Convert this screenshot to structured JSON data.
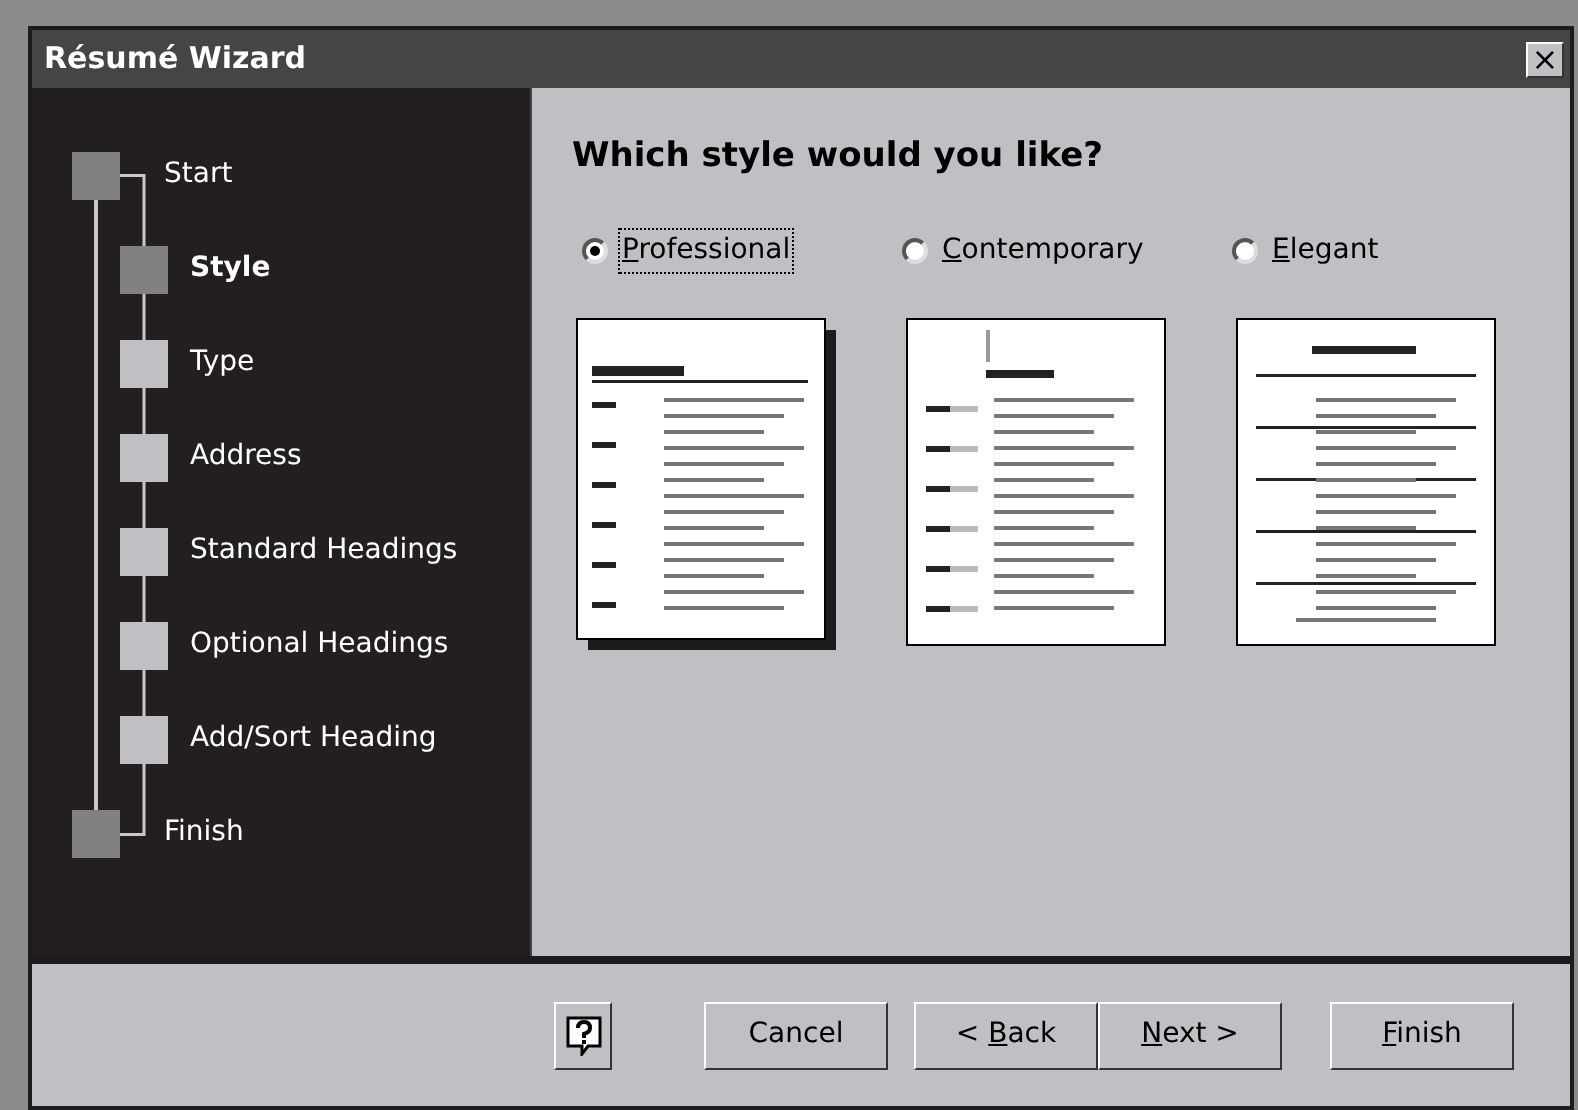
{
  "window": {
    "title": "Résumé Wizard",
    "close": "×"
  },
  "steps": [
    {
      "label": "Start",
      "kind": "endpoint",
      "selected": false
    },
    {
      "label": "Style",
      "kind": "step",
      "selected": true
    },
    {
      "label": "Type",
      "kind": "step",
      "selected": false
    },
    {
      "label": "Address",
      "kind": "step",
      "selected": false
    },
    {
      "label": "Standard Headings",
      "kind": "step",
      "selected": false
    },
    {
      "label": "Optional Headings",
      "kind": "step",
      "selected": false
    },
    {
      "label": "Add/Sort Heading",
      "kind": "step",
      "selected": false
    },
    {
      "label": "Finish",
      "kind": "endpoint",
      "selected": false
    }
  ],
  "question": "Which style would you like?",
  "styles": [
    {
      "key": "P",
      "after": "rofessional",
      "selected": true,
      "kind": "professional"
    },
    {
      "key": "C",
      "after": "ontemporary",
      "selected": false,
      "kind": "contemporary"
    },
    {
      "key": "E",
      "after": "legant",
      "selected": false,
      "kind": "elegant"
    }
  ],
  "buttons": [
    {
      "before": "Cancel"
    },
    {
      "before": "< ",
      "key": "B",
      "after": "ack"
    },
    {
      "key": "N",
      "after": "ext >"
    },
    {
      "key": "F",
      "after": "inish"
    }
  ]
}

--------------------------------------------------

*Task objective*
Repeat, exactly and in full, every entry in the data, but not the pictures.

*Task solution*
Convert this screenshot to structured JSON data.
{
  "window": {
    "title": "Résumé Wizard",
    "close": "×"
  },
  "steps": [
    {
      "label": "Start",
      "kind": "endpoint",
      "selected": false
    },
    {
      "label": "Style",
      "kind": "step",
      "selected": true
    },
    {
      "label": "Type",
      "kind": "step",
      "selected": false
    },
    {
      "label": "Address",
      "kind": "step",
      "selected": false
    },
    {
      "label": "Standard Headings",
      "kind": "step",
      "selected": false
    },
    {
      "label": "Optional Headings",
      "kind": "step",
      "selected": false
    },
    {
      "label": "Add/Sort Heading",
      "kind": "step",
      "selected": false
    },
    {
      "label": "Finish",
      "kind": "endpoint",
      "selected": false
    }
  ],
  "question": "Which style would you like?",
  "styles": [
    {
      "key": "P",
      "after": "rofessional",
      "selected": true,
      "kind": "professional"
    },
    {
      "key": "C",
      "after": "ontemporary",
      "selected": false,
      "kind": "contemporary"
    },
    {
      "key": "E",
      "after": "legant",
      "selected": false,
      "kind": "elegant"
    }
  ],
  "buttons": [
    {
      "before": "Cancel"
    },
    {
      "before": "< ",
      "key": "B",
      "after": "ack"
    },
    {
      "key": "N",
      "after": "ext >"
    },
    {
      "key": "F",
      "after": "inish"
    }
  ]
}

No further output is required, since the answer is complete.